**What you are asked to do:** Each line of the listing below that includes "Ancestry" should be reported.

[Start of section]

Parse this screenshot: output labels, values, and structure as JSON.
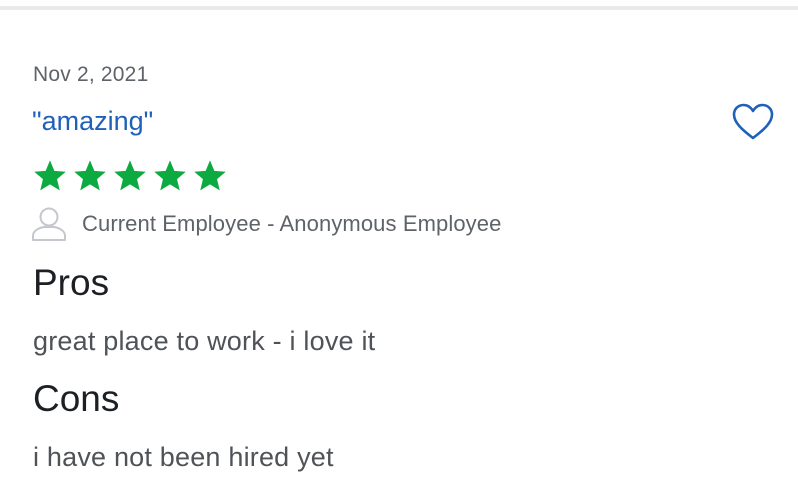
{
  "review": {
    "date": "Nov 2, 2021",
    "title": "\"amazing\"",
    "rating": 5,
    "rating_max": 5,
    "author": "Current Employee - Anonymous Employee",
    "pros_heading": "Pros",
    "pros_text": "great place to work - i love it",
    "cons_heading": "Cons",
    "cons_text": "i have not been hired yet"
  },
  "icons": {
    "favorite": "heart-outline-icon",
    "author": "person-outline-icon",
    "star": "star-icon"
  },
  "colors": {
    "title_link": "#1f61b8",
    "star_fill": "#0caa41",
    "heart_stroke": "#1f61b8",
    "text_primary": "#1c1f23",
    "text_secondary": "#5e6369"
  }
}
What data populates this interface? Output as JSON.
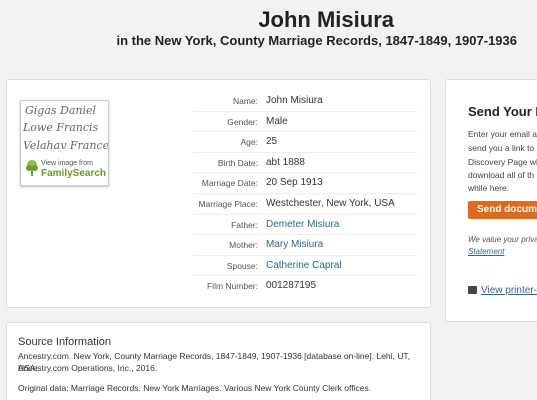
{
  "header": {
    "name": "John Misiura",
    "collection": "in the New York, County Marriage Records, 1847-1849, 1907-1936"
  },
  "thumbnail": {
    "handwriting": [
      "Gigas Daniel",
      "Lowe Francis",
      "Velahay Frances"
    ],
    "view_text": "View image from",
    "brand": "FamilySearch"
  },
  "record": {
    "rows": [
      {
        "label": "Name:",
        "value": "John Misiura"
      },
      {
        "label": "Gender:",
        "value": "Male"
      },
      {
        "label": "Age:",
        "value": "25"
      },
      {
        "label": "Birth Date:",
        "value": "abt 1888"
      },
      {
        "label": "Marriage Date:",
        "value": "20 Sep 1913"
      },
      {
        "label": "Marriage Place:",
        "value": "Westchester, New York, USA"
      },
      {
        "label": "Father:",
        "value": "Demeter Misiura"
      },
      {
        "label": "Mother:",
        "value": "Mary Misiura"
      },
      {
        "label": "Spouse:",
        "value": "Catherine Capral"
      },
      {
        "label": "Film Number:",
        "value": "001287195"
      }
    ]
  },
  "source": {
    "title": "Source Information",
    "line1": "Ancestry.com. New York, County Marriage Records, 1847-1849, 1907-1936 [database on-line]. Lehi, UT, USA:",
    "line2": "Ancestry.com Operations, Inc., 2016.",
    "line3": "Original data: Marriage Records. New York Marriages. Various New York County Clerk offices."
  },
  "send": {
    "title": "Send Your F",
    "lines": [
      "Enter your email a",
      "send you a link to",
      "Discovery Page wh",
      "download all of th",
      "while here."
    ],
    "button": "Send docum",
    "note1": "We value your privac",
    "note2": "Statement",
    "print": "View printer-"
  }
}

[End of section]
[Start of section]

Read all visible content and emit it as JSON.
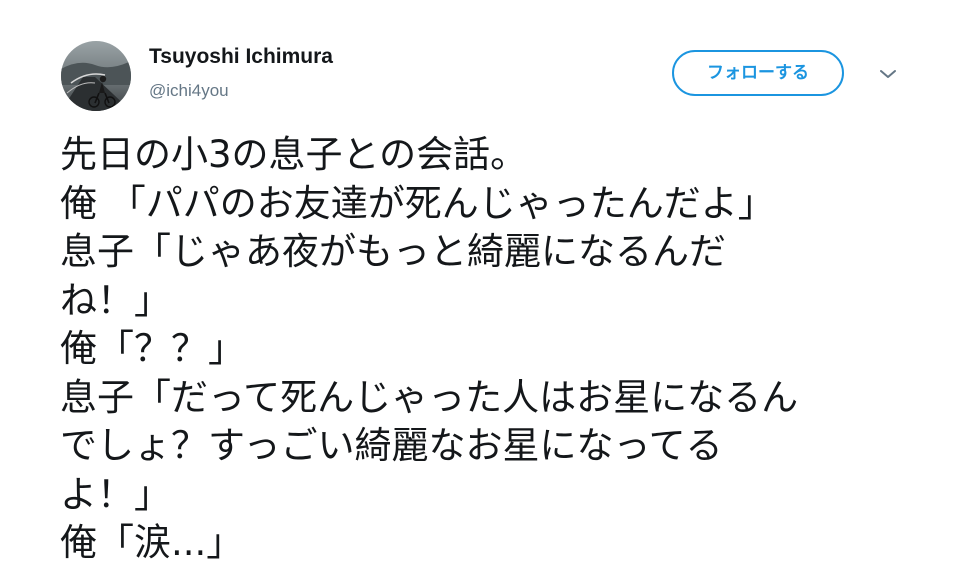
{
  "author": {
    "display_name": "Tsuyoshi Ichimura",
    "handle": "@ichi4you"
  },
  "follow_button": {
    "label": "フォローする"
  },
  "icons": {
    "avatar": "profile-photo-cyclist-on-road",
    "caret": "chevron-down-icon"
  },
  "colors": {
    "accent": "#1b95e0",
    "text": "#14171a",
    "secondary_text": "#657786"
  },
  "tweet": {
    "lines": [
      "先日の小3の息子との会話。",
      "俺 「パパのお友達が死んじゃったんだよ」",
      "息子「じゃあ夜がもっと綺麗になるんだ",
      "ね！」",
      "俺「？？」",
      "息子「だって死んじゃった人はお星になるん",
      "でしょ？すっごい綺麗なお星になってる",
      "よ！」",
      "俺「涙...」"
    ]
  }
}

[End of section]
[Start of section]

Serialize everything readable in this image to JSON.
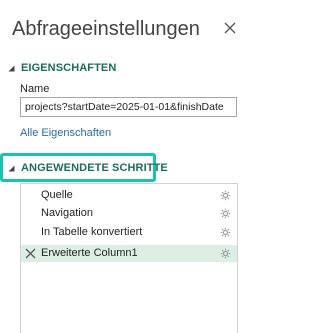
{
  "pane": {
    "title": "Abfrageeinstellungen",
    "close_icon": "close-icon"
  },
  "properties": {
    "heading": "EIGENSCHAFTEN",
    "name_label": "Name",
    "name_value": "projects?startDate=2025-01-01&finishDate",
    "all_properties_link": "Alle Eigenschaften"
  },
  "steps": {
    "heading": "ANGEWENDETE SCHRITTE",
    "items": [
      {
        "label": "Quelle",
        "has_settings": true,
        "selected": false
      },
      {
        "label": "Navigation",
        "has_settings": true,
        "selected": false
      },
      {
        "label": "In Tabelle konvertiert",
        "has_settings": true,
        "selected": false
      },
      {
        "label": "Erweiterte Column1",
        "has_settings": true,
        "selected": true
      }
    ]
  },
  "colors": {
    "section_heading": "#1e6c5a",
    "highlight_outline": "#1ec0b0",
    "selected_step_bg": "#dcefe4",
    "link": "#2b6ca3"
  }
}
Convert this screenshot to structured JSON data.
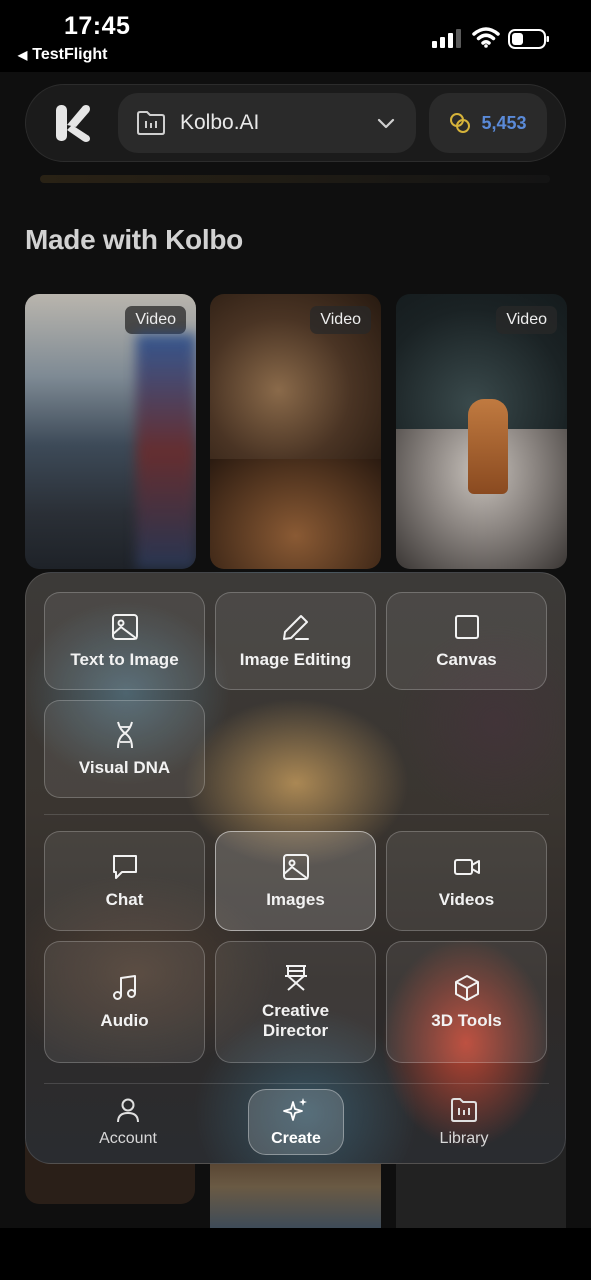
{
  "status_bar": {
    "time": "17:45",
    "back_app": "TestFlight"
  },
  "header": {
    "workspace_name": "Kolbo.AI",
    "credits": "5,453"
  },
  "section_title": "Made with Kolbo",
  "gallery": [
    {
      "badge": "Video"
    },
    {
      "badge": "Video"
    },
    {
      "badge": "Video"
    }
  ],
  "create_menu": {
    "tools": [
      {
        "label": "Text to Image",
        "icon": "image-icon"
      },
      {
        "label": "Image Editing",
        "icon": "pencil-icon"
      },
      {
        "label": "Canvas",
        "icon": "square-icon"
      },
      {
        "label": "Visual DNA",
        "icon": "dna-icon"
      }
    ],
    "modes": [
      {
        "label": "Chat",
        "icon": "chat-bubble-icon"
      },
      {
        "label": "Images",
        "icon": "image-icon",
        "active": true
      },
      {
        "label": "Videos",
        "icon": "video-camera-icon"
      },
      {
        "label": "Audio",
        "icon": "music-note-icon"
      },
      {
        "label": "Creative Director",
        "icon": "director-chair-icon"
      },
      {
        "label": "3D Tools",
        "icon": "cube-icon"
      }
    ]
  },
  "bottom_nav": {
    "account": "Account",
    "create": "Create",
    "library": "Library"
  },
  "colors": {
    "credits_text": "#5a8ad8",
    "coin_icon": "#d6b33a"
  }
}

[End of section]

**Output below:**
    "line1": "Ancestry.com. New York, County Marriage Records, 1847-1849, 1907-1936 [database on-line]. Lehi, UT, USA:",
    "line2": "Ancestry.com Operations, Inc., 2016.",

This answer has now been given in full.